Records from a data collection
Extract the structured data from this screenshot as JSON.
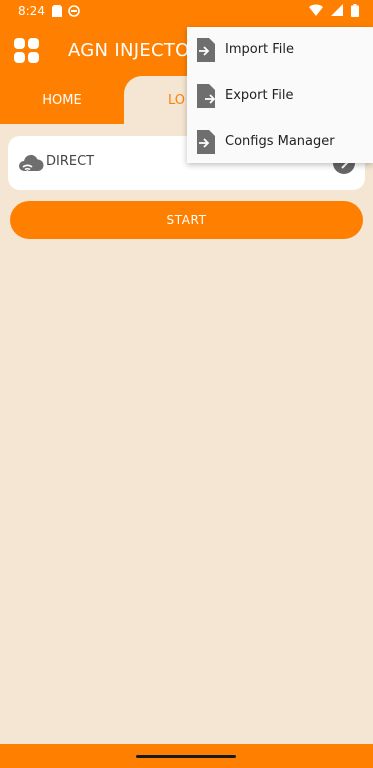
{
  "status_bar": {
    "time": "8:24"
  },
  "app": {
    "title": "AGN INJECTOR"
  },
  "tabs": [
    {
      "label": "HOME"
    },
    {
      "label": "LO"
    }
  ],
  "server": {
    "label": "DIRECT"
  },
  "start_button": {
    "label": "START"
  },
  "overflow_menu": {
    "items": [
      {
        "label": "Import File",
        "icon": "file-import-icon"
      },
      {
        "label": "Export File",
        "icon": "file-export-icon"
      },
      {
        "label": "Configs Manager",
        "icon": "file-settings-icon"
      }
    ]
  },
  "colors": {
    "accent": "#ff8000",
    "background": "#f5e6d3"
  }
}
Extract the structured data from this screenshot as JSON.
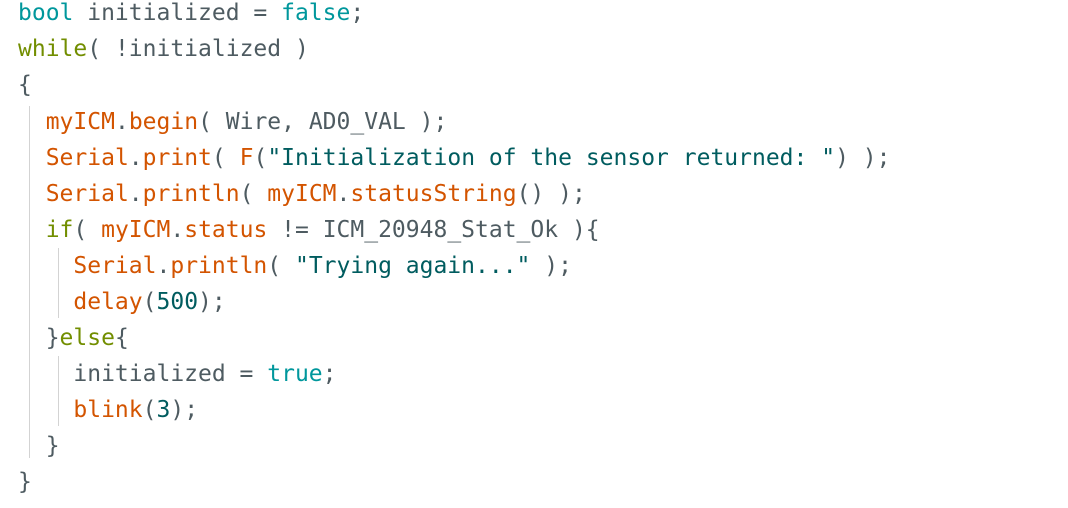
{
  "editor": {
    "colors": {
      "background": "#ffffff",
      "type": "#00979c",
      "keyword": "#728e00",
      "function": "#d35400",
      "string": "#005c5f",
      "constant": "#00979c",
      "number": "#005c5f",
      "plain": "#4e5b61",
      "indent_guide": "#d3d3d3"
    },
    "lines": [
      {
        "tokens": [
          {
            "text": "bool",
            "kind": "type"
          },
          {
            "text": " initialized = ",
            "kind": "ident"
          },
          {
            "text": "false",
            "kind": "const"
          },
          {
            "text": ";",
            "kind": "punct"
          }
        ]
      },
      {
        "tokens": [
          {
            "text": "while",
            "kind": "keyword"
          },
          {
            "text": "( !initialized )",
            "kind": "punct"
          }
        ]
      },
      {
        "tokens": [
          {
            "text": "{",
            "kind": "punct"
          }
        ]
      },
      {
        "tokens": [
          {
            "text": "  ",
            "kind": "ident"
          },
          {
            "text": "myICM",
            "kind": "func"
          },
          {
            "text": ".",
            "kind": "punct"
          },
          {
            "text": "begin",
            "kind": "func"
          },
          {
            "text": "( Wire, AD0_VAL );",
            "kind": "punct"
          }
        ]
      },
      {
        "tokens": [
          {
            "text": "  ",
            "kind": "ident"
          },
          {
            "text": "Serial",
            "kind": "func"
          },
          {
            "text": ".",
            "kind": "punct"
          },
          {
            "text": "print",
            "kind": "func"
          },
          {
            "text": "( ",
            "kind": "punct"
          },
          {
            "text": "F",
            "kind": "func"
          },
          {
            "text": "(",
            "kind": "punct"
          },
          {
            "text": "\"Initialization of the sensor returned: \"",
            "kind": "string"
          },
          {
            "text": ") );",
            "kind": "punct"
          }
        ]
      },
      {
        "tokens": [
          {
            "text": "  ",
            "kind": "ident"
          },
          {
            "text": "Serial",
            "kind": "func"
          },
          {
            "text": ".",
            "kind": "punct"
          },
          {
            "text": "println",
            "kind": "func"
          },
          {
            "text": "( ",
            "kind": "punct"
          },
          {
            "text": "myICM",
            "kind": "func"
          },
          {
            "text": ".",
            "kind": "punct"
          },
          {
            "text": "statusString",
            "kind": "func"
          },
          {
            "text": "() );",
            "kind": "punct"
          }
        ]
      },
      {
        "tokens": [
          {
            "text": "  ",
            "kind": "ident"
          },
          {
            "text": "if",
            "kind": "keyword"
          },
          {
            "text": "( ",
            "kind": "punct"
          },
          {
            "text": "myICM",
            "kind": "func"
          },
          {
            "text": ".",
            "kind": "punct"
          },
          {
            "text": "status",
            "kind": "func"
          },
          {
            "text": " != ICM_20948_Stat_Ok ){",
            "kind": "punct"
          }
        ]
      },
      {
        "tokens": [
          {
            "text": "    ",
            "kind": "ident"
          },
          {
            "text": "Serial",
            "kind": "func"
          },
          {
            "text": ".",
            "kind": "punct"
          },
          {
            "text": "println",
            "kind": "func"
          },
          {
            "text": "( ",
            "kind": "punct"
          },
          {
            "text": "\"Trying again...\"",
            "kind": "string"
          },
          {
            "text": " );",
            "kind": "punct"
          }
        ]
      },
      {
        "tokens": [
          {
            "text": "    ",
            "kind": "ident"
          },
          {
            "text": "delay",
            "kind": "func"
          },
          {
            "text": "(",
            "kind": "punct"
          },
          {
            "text": "500",
            "kind": "number"
          },
          {
            "text": ");",
            "kind": "punct"
          }
        ]
      },
      {
        "tokens": [
          {
            "text": "  }",
            "kind": "punct"
          },
          {
            "text": "else",
            "kind": "keyword"
          },
          {
            "text": "{",
            "kind": "punct"
          }
        ]
      },
      {
        "tokens": [
          {
            "text": "    initialized = ",
            "kind": "ident"
          },
          {
            "text": "true",
            "kind": "const"
          },
          {
            "text": ";",
            "kind": "punct"
          }
        ]
      },
      {
        "tokens": [
          {
            "text": "    ",
            "kind": "ident"
          },
          {
            "text": "blink",
            "kind": "func"
          },
          {
            "text": "(",
            "kind": "punct"
          },
          {
            "text": "3",
            "kind": "number"
          },
          {
            "text": ");",
            "kind": "punct"
          }
        ]
      },
      {
        "tokens": [
          {
            "text": "  }",
            "kind": "punct"
          }
        ]
      },
      {
        "tokens": [
          {
            "text": "}",
            "kind": "punct"
          }
        ]
      }
    ]
  }
}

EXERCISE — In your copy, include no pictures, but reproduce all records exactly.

SOLUTION TO THE EXERCISE —
Extract the structured data from this screenshot as JSON.
{
  "status_bar": {
    "time": "8:24"
  },
  "app": {
    "title": "AGN INJECTOR"
  },
  "tabs": [
    {
      "label": "HOME"
    },
    {
      "label": "LO"
    }
  ],
  "server": {
    "label": "DIRECT"
  },
  "start_button": {
    "label": "START"
  },
  "overflow_menu": {
    "items": [
      {
        "label": "Import File",
        "icon": "file-import-icon"
      },
      {
        "label": "Export File",
        "icon": "file-export-icon"
      },
      {
        "label": "Configs Manager",
        "icon": "file-settings-icon"
      }
    ]
  },
  "colors": {
    "accent": "#ff8000",
    "background": "#f5e6d3"
  }
}
Extract the structured data from this screenshot as JSON.
{
  "editor": {
    "colors": {
      "background": "#ffffff",
      "type": "#00979c",
      "keyword": "#728e00",
      "function": "#d35400",
      "string": "#005c5f",
      "constant": "#00979c",
      "number": "#005c5f",
      "plain": "#4e5b61",
      "indent_guide": "#d3d3d3"
    },
    "lines": [
      {
        "tokens": [
          {
            "text": "bool",
            "kind": "type"
          },
          {
            "text": " initialized = ",
            "kind": "ident"
          },
          {
            "text": "false",
            "kind": "const"
          },
          {
            "text": ";",
            "kind": "punct"
          }
        ]
      },
      {
        "tokens": [
          {
            "text": "while",
            "kind": "keyword"
          },
          {
            "text": "( !initialized )",
            "kind": "punct"
          }
        ]
      },
      {
        "tokens": [
          {
            "text": "{",
            "kind": "punct"
          }
        ]
      },
      {
        "tokens": [
          {
            "text": "  ",
            "kind": "ident"
          },
          {
            "text": "myICM",
            "kind": "func"
          },
          {
            "text": ".",
            "kind": "punct"
          },
          {
            "text": "begin",
            "kind": "func"
          },
          {
            "text": "( Wire, AD0_VAL );",
            "kind": "punct"
          }
        ]
      },
      {
        "tokens": [
          {
            "text": "  ",
            "kind": "ident"
          },
          {
            "text": "Serial",
            "kind": "func"
          },
          {
            "text": ".",
            "kind": "punct"
          },
          {
            "text": "print",
            "kind": "func"
          },
          {
            "text": "( ",
            "kind": "punct"
          },
          {
            "text": "F",
            "kind": "func"
          },
          {
            "text": "(",
            "kind": "punct"
          },
          {
            "text": "\"Initialization of the sensor returned: \"",
            "kind": "string"
          },
          {
            "text": ") );",
            "kind": "punct"
          }
        ]
      },
      {
        "tokens": [
          {
            "text": "  ",
            "kind": "ident"
          },
          {
            "text": "Serial",
            "kind": "func"
          },
          {
            "text": ".",
            "kind": "punct"
          },
          {
            "text": "println",
            "kind": "func"
          },
          {
            "text": "( ",
            "kind": "punct"
          },
          {
            "text": "myICM",
            "kind": "func"
          },
          {
            "text": ".",
            "kind": "punct"
          },
          {
            "text": "statusString",
            "kind": "func"
          },
          {
            "text": "() );",
            "kind": "punct"
          }
        ]
      },
      {
        "tokens": [
          {
            "text": "  ",
            "kind": "ident"
          },
          {
            "text": "if",
            "kind": "keyword"
          },
          {
            "text": "( ",
            "kind": "punct"
          },
          {
            "text": "myICM",
            "kind": "func"
          },
          {
            "text": ".",
            "kind": "punct"
          },
          {
            "text": "status",
            "kind": "func"
          },
          {
            "text": " != ICM_20948_Stat_Ok ){",
            "kind": "punct"
          }
        ]
      },
      {
        "tokens": [
          {
            "text": "    ",
            "kind": "ident"
          },
          {
            "text": "Serial",
            "kind": "func"
          },
          {
            "text": ".",
            "kind": "punct"
          },
          {
            "text": "println",
            "kind": "func"
          },
          {
            "text": "( ",
            "kind": "punct"
          },
          {
            "text": "\"Trying again...\"",
            "kind": "string"
          },
          {
            "text": " );",
            "kind": "punct"
          }
        ]
      },
      {
        "tokens": [
          {
            "text": "    ",
            "kind": "ident"
          },
          {
            "text": "delay",
            "kind": "func"
          },
          {
            "text": "(",
            "kind": "punct"
          },
          {
            "text": "500",
            "kind": "number"
          },
          {
            "text": ");",
            "kind": "punct"
          }
        ]
      },
      {
        "tokens": [
          {
            "text": "  }",
            "kind": "punct"
          },
          {
            "text": "else",
            "kind": "keyword"
          },
          {
            "text": "{",
            "kind": "punct"
          }
        ]
      },
      {
        "tokens": [
          {
            "text": "    initialized = ",
            "kind": "ident"
          },
          {
            "text": "true",
            "kind": "const"
          },
          {
            "text": ";",
            "kind": "punct"
          }
        ]
      },
      {
        "tokens": [
          {
            "text": "    ",
            "kind": "ident"
          },
          {
            "text": "blink",
            "kind": "func"
          },
          {
            "text": "(",
            "kind": "punct"
          },
          {
            "text": "3",
            "kind": "number"
          },
          {
            "text": ");",
            "kind": "punct"
          }
        ]
      },
      {
        "tokens": [
          {
            "text": "  }",
            "kind": "punct"
          }
        ]
      },
      {
        "tokens": [
          {
            "text": "}",
            "kind": "punct"
          }
        ]
      }
    ]
  }
}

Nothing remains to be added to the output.